The online videos are probably the “best of the best” as far as cooperative pets go, and even so there are a lot of animals who are trying really hard to be good but are obviously distressed to anyone who understand dog behavior and body language. It’s a tribute to their good natures and training that more people aren’t bitten doing this.
It reminds me of one of those investigative pieces on TV that I saw a while back, looking at the practices of some dentists in the USA who were physically restraining children to do dental procedures.You can see the public response in the comments section of that link. It looks like it’s definitely not OK to do this to kids, but apparently it’s OK to do the same thing to a dog or cat.
I know that pets are not kids, no matter what some owners feel. But we are talking about similar situations where you have a physically smaller subject who cannot comprehend the reason or necessity for the procedure, who is being physically forced to capitulate to a prolonged period of manipulation and discomfort, and who cannot remove himself from the situation.
Panic is often the result, and panic in a dog or cat is a heartbreaking thing to see. They revert to flight or fight, during which they can hurt themselves, and if they can do neither they shut down, which is interpreted as “finally cooperating” but which it so fundamentally is not.
In the last year I have treated two small dogs with acutely herniated discs in the neck after seeing a groomer for a “tooth cleaning”. These pets had no clinical signs of neck problems before, and started to show signs within hours of the procedure (one was already partly paralyzed when the owner picked him up from the groomer). That dog went on to require surgery on the neck to relieve the herniated disc, and the other recovered after a few weeks of medical care. Both can be directly attributed to restraint and struggling.
Another patient will no longer let me look in his mouth. He’s a very nice, well behaved Golden Retriever that became mouth shy immediately after having his teeth de-tartared (poorly) and receiving multiple lacerations to his gums from the instruments. He snaps if the owner tries to brush his teeth or pull his lips back. Obviously this doesn’t bode well for future preventive maintenance of his teeth.

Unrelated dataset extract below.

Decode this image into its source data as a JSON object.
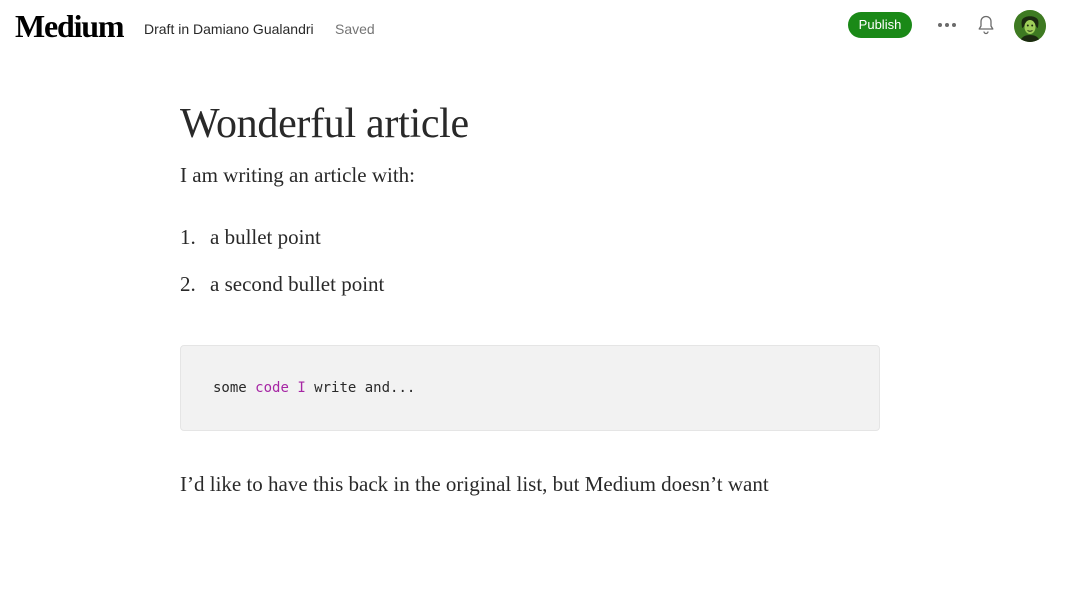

Groomers seldom ask owners about health risks, because they often don’t know that physical restraint can kill pets with certain conditions. Two years ago a patient of mine, who was being treated for heart disease, went into congestive heart failure during tartar scraping and died that night. The person doing the cleaning was a dental hygienist who decided to branch out into the animal world and impressed everyone with her credentials. Unfortunately she didn’t understand basic medicine and didn’t refuse to perform this procedure in a risky dog.
And then there are the innumerable patients whose owners deny them proper and timely dental care because “he just has his teeth cleaned at the groomer”. This leaves them with ongoing disease and discomfort and worsening oral infection because the owners have the mistaken impression that the mouth has been “fixed”.
In short, I find anesthetic-free dental cleaning to be somewhere between highly uncomfortable for the pet and downright inhumane, fraught with the potential for direct physical and emotional harm, fraudulent as far as the benefits touted from removing tartar, and harmful in that it delays definitive treatment of disease. It is performed by people who probably mean well but want your money. “If they really cared about animals” they’d decline to perform these purely cosmetic procedures and refer you to a veterinarian for proper evaluation.